I agree with Hugh here in several areas. Back in the mid 70's I took some ukemi from Tohei Sensei, went through the ki exercises presented at the time and can see that the 4 principles that he talked could be connected with the solo exercises from Dan that are being worked by many of us now could be aligned with the 4. The problem then was there was no explanation, at least with the folks who I can in contact with.
That's usually the crux of the issue with Tohei Sensei's methods, I remember the problem well, my teachers kept telling me to 'keep one point' and I kept saying 'how?' The truth is the four principles are not the whole story so much as a condensation of what you need to do and an aid. He also has principles for doing aikido. Tohei Sensei's 4 & 5 principles are these:
4 Principles for unifying mind and body
- Keep One Point
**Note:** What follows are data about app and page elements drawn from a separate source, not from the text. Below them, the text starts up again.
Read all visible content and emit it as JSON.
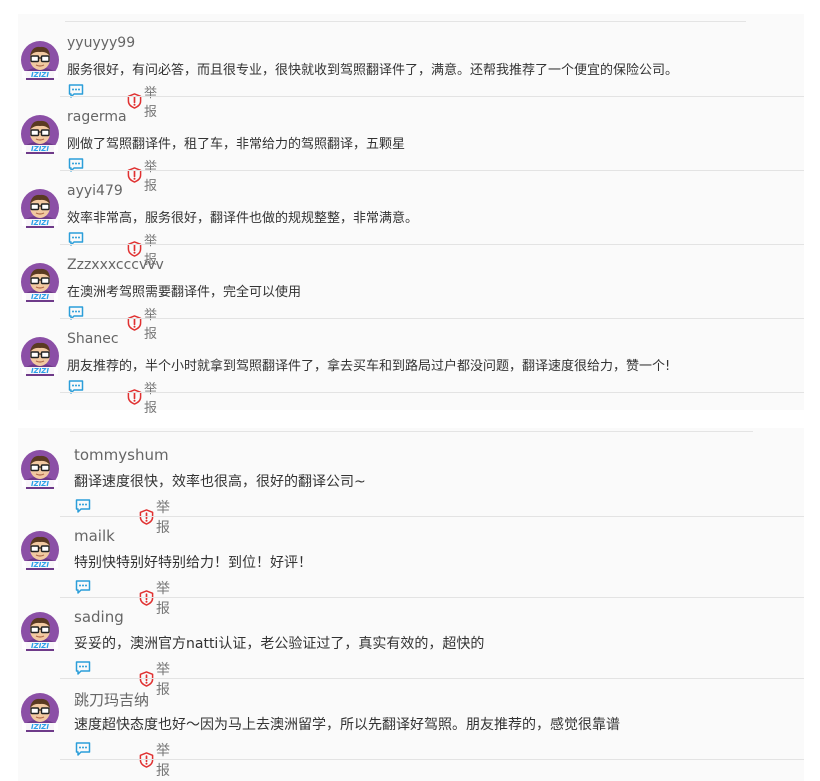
{
  "colors": {
    "accent": "#2b9ed9",
    "report": "#e03131",
    "avatar_bg": "#8b4fa6",
    "badge": "#29a0e8"
  },
  "icons": {
    "reply": "comment-bubble-icon",
    "report": "shield-exclamation-icon",
    "avatar": "glasses-cartoon-avatar"
  },
  "comment_block_1": {
    "comments": [
      {
        "username": "yyuyyy99",
        "text": "服务很好，有问必答，而且很专业，很快就收到驾照翻译件了，满意。还帮我推荐了一个便宜的保险公司。",
        "report_label": "举报",
        "badge": "IZIZI"
      },
      {
        "username": "ragerma",
        "text": "刚做了驾照翻译件，租了车，非常给力的驾照翻译，五颗星",
        "report_label": "举报",
        "badge": "IZIZI"
      },
      {
        "username": "ayyi479",
        "text": "效率非常高，服务很好，翻译件也做的规规整整，非常满意。",
        "report_label": "举报",
        "badge": "IZIZI"
      },
      {
        "username": "Zzzxxxcccvvv",
        "text": "在澳洲考驾照需要翻译件，完全可以使用",
        "report_label": "举报",
        "badge": "IZIZI"
      },
      {
        "username": "Shanec",
        "text": "朋友推荐的，半个小时就拿到驾照翻译件了，拿去买车和到路局过户都没问题，翻译速度很给力，赞一个!",
        "report_label": "举报",
        "badge": "IZIZI"
      }
    ]
  },
  "comment_block_2": {
    "comments": [
      {
        "username": "tommyshum",
        "text": "翻译速度很快，效率也很高，很好的翻译公司~",
        "report_label": "举报",
        "badge": "IZIZI"
      },
      {
        "username": "mailk",
        "text": "特别快特别好特别给力！到位！好评！",
        "report_label": "举报",
        "badge": "IZIZI"
      },
      {
        "username": "sading",
        "text": "妥妥的，澳洲官方natti认证，老公验证过了，真实有效的，超快的",
        "report_label": "举报",
        "badge": "IZIZI"
      },
      {
        "username": "跳刀玛吉纳",
        "text": "速度超快态度也好～因为马上去澳洲留学，所以先翻译好驾照。朋友推荐的，感觉很靠谱",
        "report_label": "举报",
        "badge": "IZIZI"
      }
    ]
  }
}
- Relax Completely
- Keep weight Underside
- Extend Ki
5 principles for doing aikido
- Ki is Extending (Extend Ki)
- Know your opponent's mind
- Respect your opponent's Ki
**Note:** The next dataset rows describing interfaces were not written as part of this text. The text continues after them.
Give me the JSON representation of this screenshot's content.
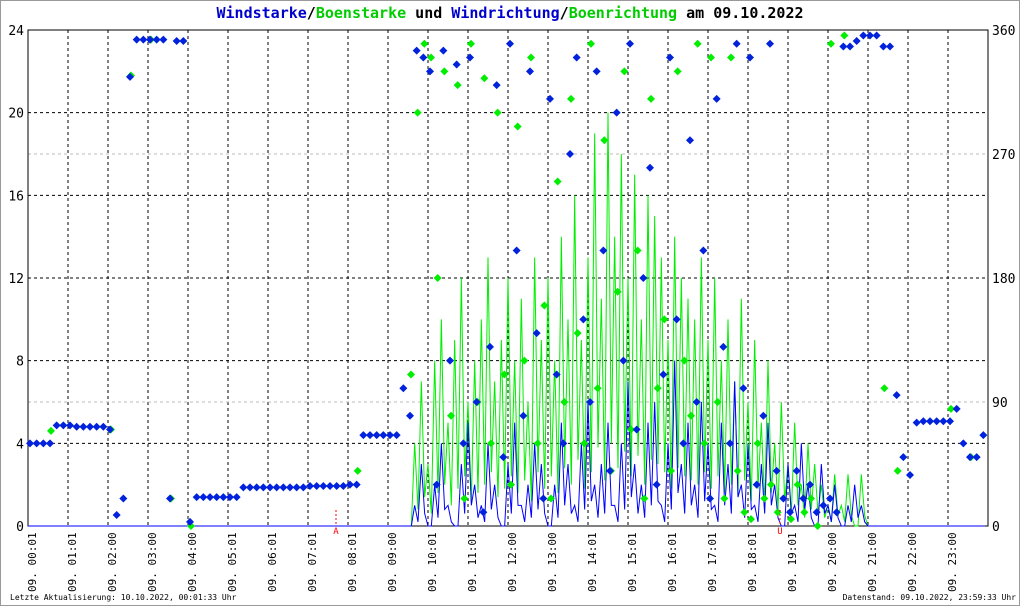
{
  "title": {
    "part1": "Windstarke",
    "sep1": "/",
    "part2": "Boenstarke",
    "und": " und ",
    "part3": "Windrichtung",
    "sep2": "/",
    "part4": "Boenrichtung",
    "date": " am 09.10.2022"
  },
  "footer": {
    "left": "Letzte Aktualisierung: 10.10.2022, 00:01:33 Uhr",
    "right": "Datenstand: 09.10.2022, 23:59:33 Uhr"
  },
  "colors": {
    "speed": "#0000ff",
    "gust": "#00ee00",
    "direction": "#0022dd",
    "gust_direction": "#00ee00",
    "marker": "#ff0000"
  },
  "chart_data": {
    "type": "line",
    "title": "Windstarke/Boenstarke und Windrichtung/Boenrichtung am 09.10.2022",
    "x_unit": "hours",
    "x_range": [
      0,
      24
    ],
    "sample_interval_minutes": 10,
    "x_tick_labels": [
      "09. 00:01",
      "09. 01:01",
      "09. 02:00",
      "09. 03:00",
      "09. 04:00",
      "09. 05:01",
      "09. 06:01",
      "09. 07:01",
      "09. 08:01",
      "09. 09:00",
      "09. 10:01",
      "09. 11:01",
      "09. 12:00",
      "09. 13:00",
      "09. 14:01",
      "09. 15:01",
      "09. 16:01",
      "09. 17:01",
      "09. 18:01",
      "09. 19:01",
      "09. 20:00",
      "09. 21:00",
      "09. 22:00",
      "09. 23:00"
    ],
    "y_left": {
      "range": [
        0,
        24
      ],
      "ticks": [
        "0",
        "4",
        "8",
        "12",
        "16",
        "20",
        "24"
      ]
    },
    "y_right": {
      "range": [
        0,
        360
      ],
      "ticks": [
        "0",
        "90",
        "180",
        "270",
        "360"
      ]
    },
    "grid": true,
    "annotations": [
      {
        "label": "A",
        "hour": 7.7
      },
      {
        "label": "U",
        "hour": 18.8
      }
    ],
    "series": [
      {
        "name": "Windstarke",
        "axis": "left",
        "style": "line",
        "values": [
          0,
          0,
          0,
          0,
          0,
          0,
          0,
          0,
          0,
          0,
          0,
          0,
          0,
          0,
          0,
          0,
          0,
          0,
          0,
          0,
          0,
          0,
          0,
          0,
          0,
          0,
          0,
          0,
          0,
          0,
          0,
          0,
          0,
          0,
          0,
          0,
          0,
          0,
          0,
          0,
          0,
          0,
          0,
          0,
          0,
          0,
          0,
          0,
          0,
          0,
          0,
          0,
          0,
          0,
          0,
          0,
          0,
          0,
          1,
          3,
          0,
          2,
          4,
          1,
          0,
          3,
          5,
          2,
          1,
          4,
          2,
          0,
          3,
          5,
          1,
          2,
          4,
          3,
          0,
          2,
          5,
          3,
          1,
          4,
          6,
          2,
          3,
          5,
          1,
          4,
          7,
          3,
          2,
          5,
          6,
          1,
          4,
          8,
          3,
          5,
          2,
          6,
          4,
          1,
          5,
          3,
          7,
          2,
          4,
          1,
          3,
          5,
          2,
          0,
          3,
          1,
          4,
          2,
          0,
          3,
          1,
          2,
          0,
          1,
          2,
          1,
          0,
          0,
          0,
          0,
          0,
          0,
          0,
          0,
          0,
          0,
          0,
          0,
          0,
          0,
          0,
          0,
          0,
          0
        ]
      },
      {
        "name": "Boenstarke",
        "axis": "left",
        "style": "line",
        "values": [
          0,
          0,
          0,
          0,
          0,
          0,
          0,
          0,
          0,
          0,
          0,
          0,
          0,
          0,
          0,
          0,
          0,
          0,
          0,
          0,
          0,
          0,
          0,
          0,
          0,
          0,
          0,
          0,
          0,
          0,
          0,
          0,
          0,
          0,
          0,
          0,
          0,
          0,
          0,
          0,
          0,
          0,
          0,
          0,
          0,
          0,
          0,
          0,
          0,
          0,
          0,
          0,
          0,
          0,
          0,
          0,
          0,
          0,
          4,
          7,
          3,
          8,
          10,
          5,
          9,
          12,
          6,
          8,
          10,
          13,
          7,
          9,
          12,
          8,
          11,
          6,
          13,
          9,
          12,
          8,
          14,
          10,
          16,
          9,
          13,
          19,
          11,
          20,
          14,
          18,
          12,
          17,
          10,
          16,
          15,
          13,
          9,
          14,
          12,
          11,
          10,
          13,
          9,
          12,
          8,
          10,
          7,
          11,
          6,
          9,
          5,
          8,
          4,
          6,
          3,
          5,
          2,
          4,
          3,
          2,
          1,
          2.5,
          1,
          2.5,
          0,
          2.5,
          0,
          0,
          0,
          0,
          0,
          0,
          0,
          0,
          0,
          0,
          0,
          0,
          0,
          0,
          0,
          0,
          0,
          0
        ]
      },
      {
        "name": "Windrichtung",
        "axis": "right",
        "style": "diamond",
        "values": [
          60,
          60,
          60,
          60,
          73,
          73,
          73,
          72,
          72,
          72,
          72,
          72,
          70,
          8,
          20,
          326,
          353,
          353,
          353,
          353,
          353,
          20,
          352,
          352,
          3,
          21,
          21,
          21,
          21,
          21,
          21,
          21,
          28,
          28,
          28,
          28,
          28,
          28,
          28,
          28,
          28,
          28,
          29,
          29,
          29,
          29,
          29,
          29,
          30,
          30,
          66,
          66,
          66,
          66,
          66,
          66,
          100,
          80,
          345,
          340,
          330,
          30,
          345,
          120,
          335,
          60,
          340,
          90,
          10,
          130,
          320,
          50,
          350,
          200,
          80,
          330,
          140,
          20,
          310,
          110,
          60,
          270,
          340,
          150,
          90,
          330,
          200,
          40,
          300,
          120,
          350,
          70,
          180,
          260,
          30,
          110,
          340,
          150,
          60,
          280,
          90,
          200,
          20,
          310,
          130,
          60,
          350,
          100,
          340,
          30,
          80,
          350,
          40,
          20,
          10,
          40,
          20,
          30,
          10,
          15,
          20,
          10,
          348,
          348,
          352,
          356,
          356,
          356,
          348,
          348,
          95,
          50,
          37,
          75,
          76,
          76,
          76,
          76,
          76,
          85,
          60,
          50,
          50,
          66
        ]
      },
      {
        "name": "Boenrichtung",
        "axis": "right",
        "style": "diamond",
        "values": [
          null,
          null,
          null,
          69,
          null,
          null,
          null,
          null,
          null,
          null,
          null,
          null,
          70,
          null,
          null,
          327,
          null,
          null,
          353,
          null,
          null,
          20,
          null,
          null,
          0,
          null,
          null,
          null,
          null,
          null,
          null,
          null,
          null,
          null,
          null,
          null,
          null,
          null,
          null,
          null,
          null,
          null,
          null,
          null,
          null,
          null,
          null,
          null,
          null,
          40,
          null,
          null,
          null,
          null,
          null,
          null,
          null,
          110,
          300,
          350,
          340,
          180,
          330,
          80,
          320,
          20,
          350,
          90,
          325,
          60,
          300,
          110,
          30,
          290,
          120,
          340,
          60,
          160,
          20,
          250,
          90,
          310,
          140,
          60,
          350,
          100,
          280,
          40,
          170,
          330,
          70,
          200,
          20,
          310,
          100,
          150,
          40,
          330,
          120,
          80,
          350,
          60,
          340,
          90,
          20,
          340,
          40,
          10,
          5,
          60,
          20,
          30,
          10,
          null,
          5,
          30,
          10,
          20,
          0,
          null,
          350,
          null,
          356,
          null,
          null,
          null,
          null,
          null,
          100,
          null,
          40,
          null,
          null,
          null,
          null,
          null,
          null,
          null,
          85,
          null,
          null,
          50,
          null,
          null
        ]
      }
    ]
  }
}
- Put yourself in the opponent's place
- Perform (Lead) with confidence
If I translate (based on my best understanding of course) into IP/aiki speak the four principles, they become
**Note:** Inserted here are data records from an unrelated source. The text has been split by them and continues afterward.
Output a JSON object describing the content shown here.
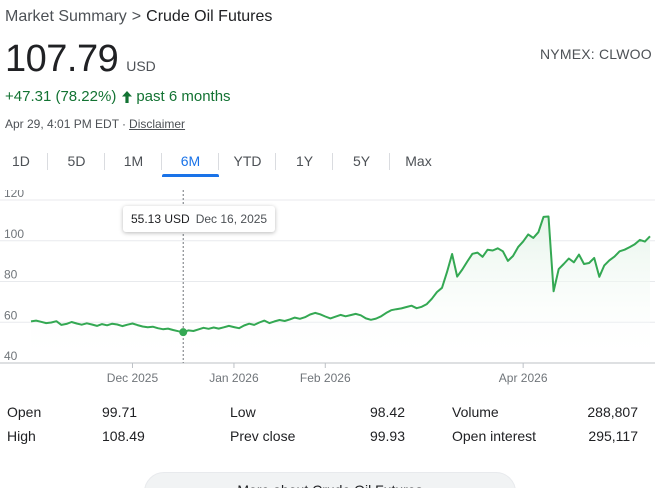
{
  "breadcrumb": {
    "root": "Market Summary",
    "separator": ">",
    "current": "Crude Oil Futures"
  },
  "quote": {
    "price": "107.79",
    "currency": "USD",
    "change": "+47.31 (78.22%)",
    "direction_icon": "arrow-up-icon",
    "period": "past 6 months",
    "exchange": "NYMEX: CLWOO",
    "timestamp": "Apr 29, 4:01 PM EDT",
    "dot": "·",
    "disclaimer": "Disclaimer"
  },
  "tabs": [
    {
      "label": "1D"
    },
    {
      "label": "5D"
    },
    {
      "label": "1M"
    },
    {
      "label": "6M",
      "active": true
    },
    {
      "label": "YTD"
    },
    {
      "label": "1Y"
    },
    {
      "label": "5Y"
    },
    {
      "label": "Max"
    }
  ],
  "tooltip": {
    "value": "55.13 USD",
    "date": "Dec 16, 2025"
  },
  "colors": {
    "line": "#34a853",
    "fill_top": "#e6f4ea",
    "accent": "#1a73e8",
    "positive": "#137333"
  },
  "chart_data": {
    "type": "area",
    "y_ticks": [
      40,
      60,
      80,
      100,
      120
    ],
    "ylim": [
      40,
      120
    ],
    "grid": true,
    "x_labels": [
      "Dec 2025",
      "Jan 2026",
      "Feb 2026",
      "Apr 2026"
    ],
    "x_label_index": [
      20,
      40,
      58,
      97
    ],
    "highlight_index": 30,
    "values": [
      60.4,
      60.8,
      60.2,
      59.6,
      59.9,
      60.5,
      58.7,
      59.2,
      60.1,
      59.4,
      58.8,
      59.5,
      58.9,
      58.2,
      59.1,
      58.5,
      59.3,
      58.9,
      58.1,
      58.8,
      59.4,
      58.6,
      57.9,
      57.5,
      57.8,
      57.1,
      56.6,
      56.9,
      56.2,
      55.6,
      55.13,
      56.0,
      55.7,
      56.5,
      57.3,
      56.8,
      57.4,
      56.9,
      57.5,
      58.2,
      57.6,
      57.1,
      58.4,
      59.3,
      58.7,
      59.9,
      60.8,
      59.6,
      60.4,
      61.1,
      60.6,
      61.4,
      62.3,
      61.7,
      62.5,
      63.8,
      64.6,
      63.9,
      62.8,
      61.9,
      62.7,
      63.6,
      62.9,
      63.5,
      64.1,
      63.4,
      61.9,
      61.2,
      61.8,
      62.9,
      64.6,
      65.9,
      66.4,
      66.8,
      67.5,
      68.1,
      66.9,
      67.6,
      68.9,
      71.5,
      74.8,
      76.9,
      84.6,
      93.5,
      82.4,
      85.9,
      89.8,
      93.6,
      94.2,
      92.1,
      95.6,
      95.2,
      96.3,
      94.8,
      90.1,
      92.5,
      96.9,
      99.7,
      103.1,
      101.4,
      104.2,
      111.7,
      111.9,
      75.2,
      86.1,
      88.6,
      91.3,
      89.4,
      93.2,
      88.6,
      89.1,
      91.6,
      82.3,
      87.9,
      90.4,
      92.2,
      94.8,
      95.6,
      96.9,
      98.3,
      100.4,
      99.6,
      102.2
    ]
  },
  "stats": [
    {
      "label": "Open",
      "value": "99.71"
    },
    {
      "label": "High",
      "value": "108.49"
    },
    {
      "label": "Low",
      "value": "98.42"
    },
    {
      "label": "Prev close",
      "value": "99.93"
    },
    {
      "label": "Volume",
      "value": "288,807"
    },
    {
      "label": "Open interest",
      "value": "295,117"
    }
  ],
  "more_button": "More about Crude Oil Futures"
}
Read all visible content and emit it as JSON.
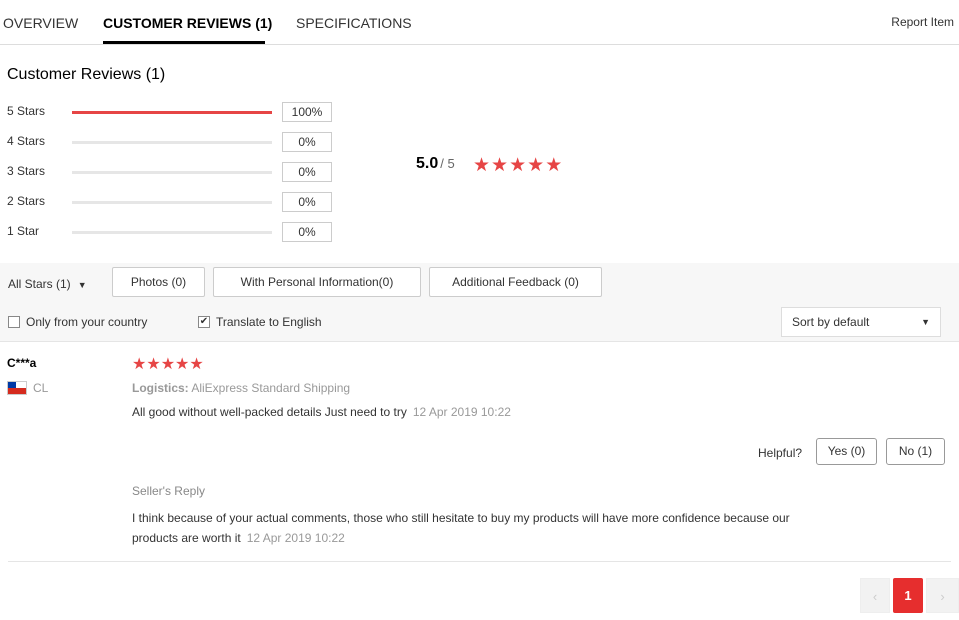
{
  "tabs": {
    "overview": "OVERVIEW",
    "reviews": "CUSTOMER REVIEWS (1)",
    "specs": "SPECIFICATIONS",
    "report": "Report Item"
  },
  "summary": {
    "title": "Customer Reviews (1)",
    "rows": [
      {
        "label": "5 Stars",
        "pct": "100%",
        "fraction": 1.0
      },
      {
        "label": "4 Stars",
        "pct": "0%",
        "fraction": 0
      },
      {
        "label": "3 Stars",
        "pct": "0%",
        "fraction": 0
      },
      {
        "label": "2 Stars",
        "pct": "0%",
        "fraction": 0
      },
      {
        "label": "1 Star",
        "pct": "0%",
        "fraction": 0
      }
    ],
    "average": "5.0",
    "out_of": "/ 5",
    "star_rating": 5,
    "star_color": "#e64545"
  },
  "filters": {
    "all_stars": "All Stars (1)",
    "photos": "Photos (0)",
    "personal": "With Personal Information(0)",
    "additional": "Additional Feedback (0)",
    "only_country": "Only from your country",
    "only_country_checked": false,
    "translate": "Translate to English",
    "translate_checked": true,
    "sort": "Sort by default"
  },
  "review": {
    "name": "C***a",
    "country": "CL",
    "flag_icon": "chile-flag-icon",
    "stars": 5,
    "logistics_label": "Logistics:",
    "logistics_value": "AliExpress Standard Shipping",
    "text": "All good without well-packed details Just need to try",
    "date": "12 Apr 2019 10:22",
    "helpful_label": "Helpful?",
    "yes": "Yes (0)",
    "no": "No (1)",
    "seller_label": "Seller's Reply",
    "seller_text": "I think because of your actual comments, those who still hesitate to buy my products will have more confidence because our products are worth it",
    "seller_date": "12 Apr 2019 10:22"
  },
  "pagination": {
    "prev": "‹",
    "current": "1",
    "next": "›",
    "accent": "#e62e2e"
  }
}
- Keep One Point - initiate/coordinate from dantien/silk reeling
- Relax Completely - do not oppose force, allow it to be redirected through your body, shoulders are a big issue here
- Keep weight Underside - use elbow power (that one is a bit vague, sorry)
- Extend Ki - manifest 6 directions
Further, there are three basic levels of ki tests, level one involves having basic physical coordination, you might draw a parallel here to kokyu-ho which are some of the methods you use to develop this basic level of coordination for such a ki test. The second level is to have a relaxed mind, which is to say if the tester applies a hesitation before touching you, you should not flinch or move, because you should not be anticipating the test. The third level is to not allow the testers ki to enter your body (bit of a misnomer if you ask me), it's fair to say that this level is where you are into redirecting force within yourself. An example might be if a tester pushes on an extended arm via your hand you should not allow that force to be transferred into your shoulders but into the floor. You have to have a relaxed elbow to do this, in other words, you must use peng-jin. In Tohei Sensei's system you must have passed tests on all three of these levels to get shoden in ki development, there are several ranks above and beyond this which should tell you something, obviously there's more to get on to but the details of that are not so clearly formulated as the first three levels of development.
Practising Tohei's methods has a tendency to leave bits of you stiff that shouldn't be, so you can develop terrific static power doing it, people can push on you pretty hard and nothing will happen. But it tends to encourage you to shut down movement because the teaching structure involves half and half ki and aikido. So you spend an hour or so learning how not to be moved, then another hour applying that to movement and waza and what you get is stiffness for want of a better word. I see lots of people brought up in this school (including me) who don't move their feet enough.
Also there is a tendency I've observed, to use this power to try to physically overcome an opponent, its quite common to see people brought up this way use peng-jin type stuff to more or less just drive over a partner like a tank. Being completely insensitive to what their partner is doing and only interested in flattening them. This is, IMO, technically not what Tohei Sensei was after, just an unfortunate side effect of the pedagogy used. Which of course means that pedagogy needs to be changed.